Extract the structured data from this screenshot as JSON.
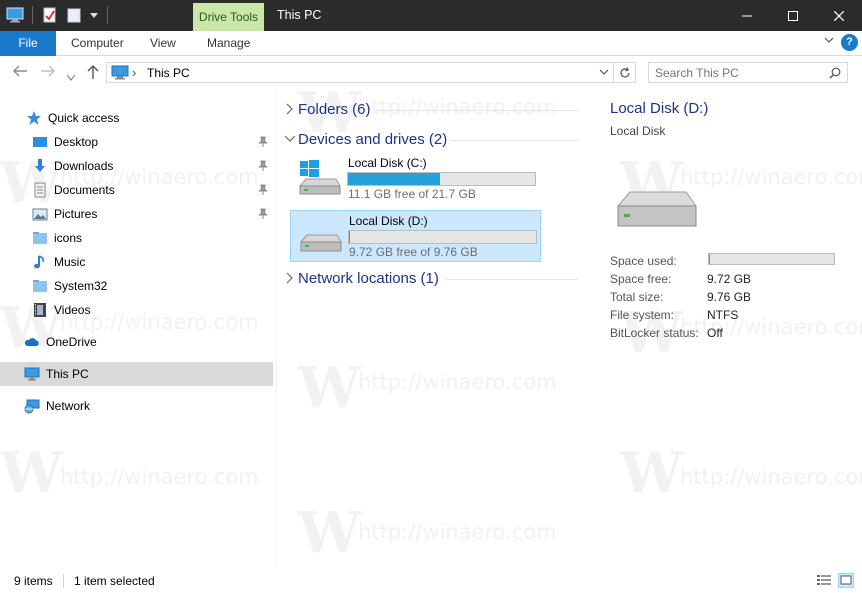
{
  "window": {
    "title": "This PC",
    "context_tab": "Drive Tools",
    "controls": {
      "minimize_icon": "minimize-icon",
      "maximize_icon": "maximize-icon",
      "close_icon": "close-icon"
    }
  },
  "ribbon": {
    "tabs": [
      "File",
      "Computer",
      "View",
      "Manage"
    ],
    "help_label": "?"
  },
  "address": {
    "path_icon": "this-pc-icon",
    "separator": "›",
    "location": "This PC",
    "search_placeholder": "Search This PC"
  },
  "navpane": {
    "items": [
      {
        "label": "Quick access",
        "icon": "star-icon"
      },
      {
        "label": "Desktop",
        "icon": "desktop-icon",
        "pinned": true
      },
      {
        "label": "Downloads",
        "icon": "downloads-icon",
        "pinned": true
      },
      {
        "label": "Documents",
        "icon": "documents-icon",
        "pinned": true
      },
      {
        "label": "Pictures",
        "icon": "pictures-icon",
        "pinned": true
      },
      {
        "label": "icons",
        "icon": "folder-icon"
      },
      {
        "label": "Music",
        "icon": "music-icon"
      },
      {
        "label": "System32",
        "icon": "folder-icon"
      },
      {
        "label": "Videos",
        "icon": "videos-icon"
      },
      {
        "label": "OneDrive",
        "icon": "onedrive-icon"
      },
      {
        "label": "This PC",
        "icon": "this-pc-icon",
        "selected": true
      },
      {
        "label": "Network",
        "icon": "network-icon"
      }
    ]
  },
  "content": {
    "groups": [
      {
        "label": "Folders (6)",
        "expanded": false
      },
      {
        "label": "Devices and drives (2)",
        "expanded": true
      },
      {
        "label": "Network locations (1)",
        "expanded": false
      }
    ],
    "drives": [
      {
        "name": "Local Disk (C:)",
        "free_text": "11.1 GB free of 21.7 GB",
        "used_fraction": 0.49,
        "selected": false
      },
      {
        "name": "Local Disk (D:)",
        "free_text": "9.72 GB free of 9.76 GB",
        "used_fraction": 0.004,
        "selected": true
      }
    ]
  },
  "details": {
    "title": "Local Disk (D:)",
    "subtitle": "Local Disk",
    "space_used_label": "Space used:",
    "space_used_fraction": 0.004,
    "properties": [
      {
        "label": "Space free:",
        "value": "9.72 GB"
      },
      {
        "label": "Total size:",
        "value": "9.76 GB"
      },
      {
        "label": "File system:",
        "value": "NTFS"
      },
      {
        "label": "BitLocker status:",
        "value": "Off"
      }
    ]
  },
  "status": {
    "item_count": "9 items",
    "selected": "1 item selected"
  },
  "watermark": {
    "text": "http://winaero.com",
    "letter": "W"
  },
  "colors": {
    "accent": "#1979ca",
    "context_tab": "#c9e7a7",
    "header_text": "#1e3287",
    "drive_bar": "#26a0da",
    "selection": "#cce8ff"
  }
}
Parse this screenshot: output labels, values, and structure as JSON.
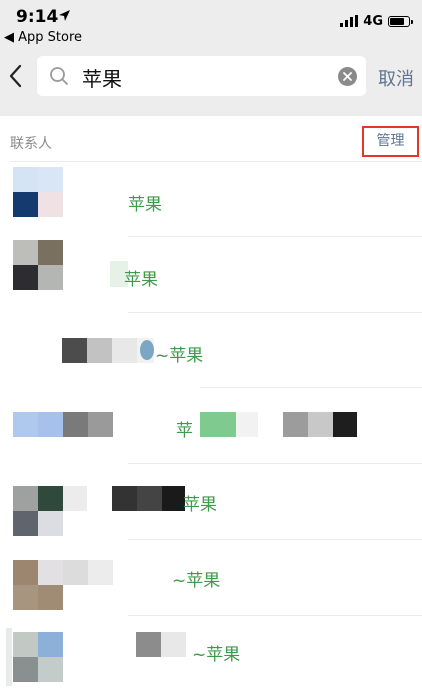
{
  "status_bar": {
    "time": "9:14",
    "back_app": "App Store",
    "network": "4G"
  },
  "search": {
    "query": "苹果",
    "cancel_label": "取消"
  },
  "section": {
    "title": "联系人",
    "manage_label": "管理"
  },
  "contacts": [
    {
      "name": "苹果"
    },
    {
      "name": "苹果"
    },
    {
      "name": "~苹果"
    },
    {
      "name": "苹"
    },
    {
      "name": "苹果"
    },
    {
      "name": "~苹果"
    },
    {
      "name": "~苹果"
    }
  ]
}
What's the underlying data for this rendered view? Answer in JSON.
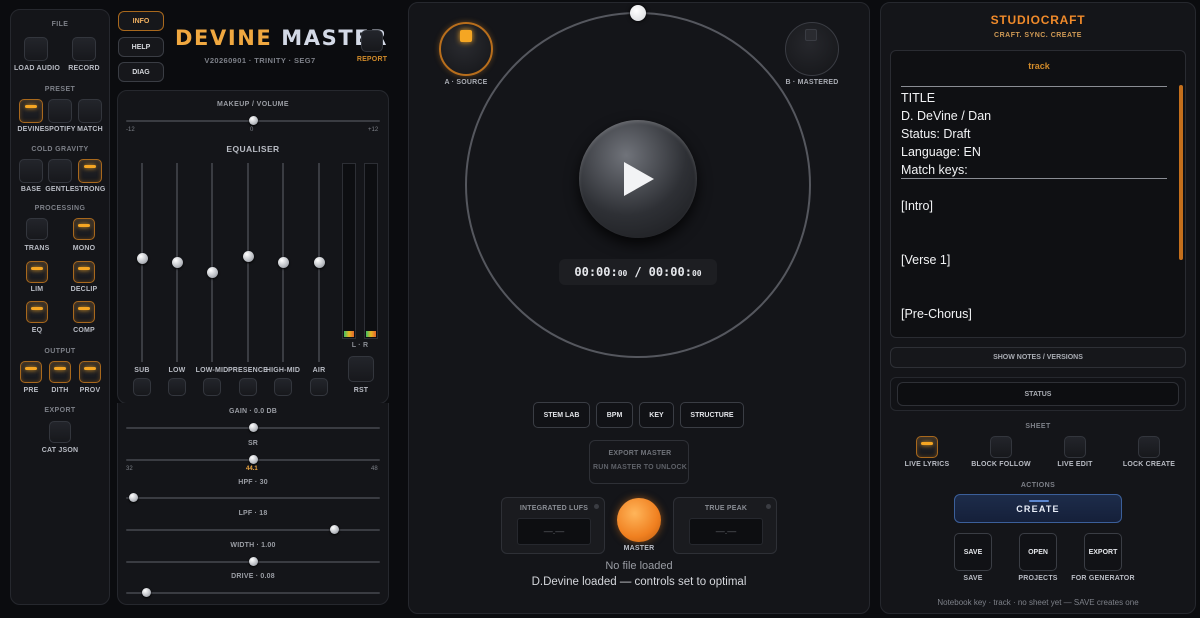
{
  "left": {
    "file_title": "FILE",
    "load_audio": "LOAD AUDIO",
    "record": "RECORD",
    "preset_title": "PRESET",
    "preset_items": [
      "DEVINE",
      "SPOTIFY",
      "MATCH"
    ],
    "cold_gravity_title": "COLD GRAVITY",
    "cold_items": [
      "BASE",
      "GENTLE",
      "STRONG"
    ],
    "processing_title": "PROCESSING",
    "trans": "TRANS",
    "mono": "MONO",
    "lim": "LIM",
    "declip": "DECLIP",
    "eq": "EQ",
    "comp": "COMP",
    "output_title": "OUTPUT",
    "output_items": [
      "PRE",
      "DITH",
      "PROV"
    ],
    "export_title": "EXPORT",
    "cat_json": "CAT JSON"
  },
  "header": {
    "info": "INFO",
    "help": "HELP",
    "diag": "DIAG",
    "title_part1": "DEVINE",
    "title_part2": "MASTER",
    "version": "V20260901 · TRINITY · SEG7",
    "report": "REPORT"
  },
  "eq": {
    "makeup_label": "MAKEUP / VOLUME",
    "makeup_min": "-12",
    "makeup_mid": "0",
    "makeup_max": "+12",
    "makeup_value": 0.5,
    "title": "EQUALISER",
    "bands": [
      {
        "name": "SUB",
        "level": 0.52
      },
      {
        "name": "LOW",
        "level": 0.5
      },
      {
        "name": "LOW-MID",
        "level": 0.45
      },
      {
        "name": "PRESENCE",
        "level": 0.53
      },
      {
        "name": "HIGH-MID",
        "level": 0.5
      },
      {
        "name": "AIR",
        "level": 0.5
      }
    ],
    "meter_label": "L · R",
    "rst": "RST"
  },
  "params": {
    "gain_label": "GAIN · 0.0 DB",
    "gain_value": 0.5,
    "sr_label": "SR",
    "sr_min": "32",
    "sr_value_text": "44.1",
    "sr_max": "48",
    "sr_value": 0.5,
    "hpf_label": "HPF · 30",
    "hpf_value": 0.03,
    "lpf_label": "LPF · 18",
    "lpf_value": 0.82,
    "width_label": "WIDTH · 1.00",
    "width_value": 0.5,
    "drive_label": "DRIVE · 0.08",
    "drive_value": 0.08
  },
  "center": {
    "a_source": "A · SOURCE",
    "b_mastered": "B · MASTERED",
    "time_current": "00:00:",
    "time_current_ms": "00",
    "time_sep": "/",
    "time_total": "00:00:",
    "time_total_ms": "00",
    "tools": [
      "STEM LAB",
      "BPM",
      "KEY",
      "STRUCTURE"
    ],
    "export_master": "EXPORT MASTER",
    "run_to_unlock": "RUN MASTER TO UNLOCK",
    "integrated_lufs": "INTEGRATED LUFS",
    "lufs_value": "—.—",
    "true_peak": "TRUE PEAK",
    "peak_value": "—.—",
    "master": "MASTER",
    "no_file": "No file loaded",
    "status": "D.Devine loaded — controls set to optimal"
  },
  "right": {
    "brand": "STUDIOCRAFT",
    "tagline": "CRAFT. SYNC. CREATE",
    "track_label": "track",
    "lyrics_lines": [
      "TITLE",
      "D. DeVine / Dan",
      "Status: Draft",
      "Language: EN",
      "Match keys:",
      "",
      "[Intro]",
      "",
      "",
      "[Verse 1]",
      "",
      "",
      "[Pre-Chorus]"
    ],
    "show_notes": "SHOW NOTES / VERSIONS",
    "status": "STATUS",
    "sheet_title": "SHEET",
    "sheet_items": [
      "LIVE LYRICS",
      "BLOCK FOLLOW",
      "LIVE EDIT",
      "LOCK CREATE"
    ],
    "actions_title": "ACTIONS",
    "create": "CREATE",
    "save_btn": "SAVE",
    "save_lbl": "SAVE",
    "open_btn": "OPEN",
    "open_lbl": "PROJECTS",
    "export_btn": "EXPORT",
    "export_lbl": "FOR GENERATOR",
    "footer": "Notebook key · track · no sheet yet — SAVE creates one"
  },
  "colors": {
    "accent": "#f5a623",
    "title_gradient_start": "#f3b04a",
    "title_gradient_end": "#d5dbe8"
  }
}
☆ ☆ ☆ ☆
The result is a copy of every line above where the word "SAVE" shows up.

    "save_btn": "SAVE",
    "save_lbl": "SAVE",
    "footer": "Notebook key · track · no sheet yet — SAVE creates one"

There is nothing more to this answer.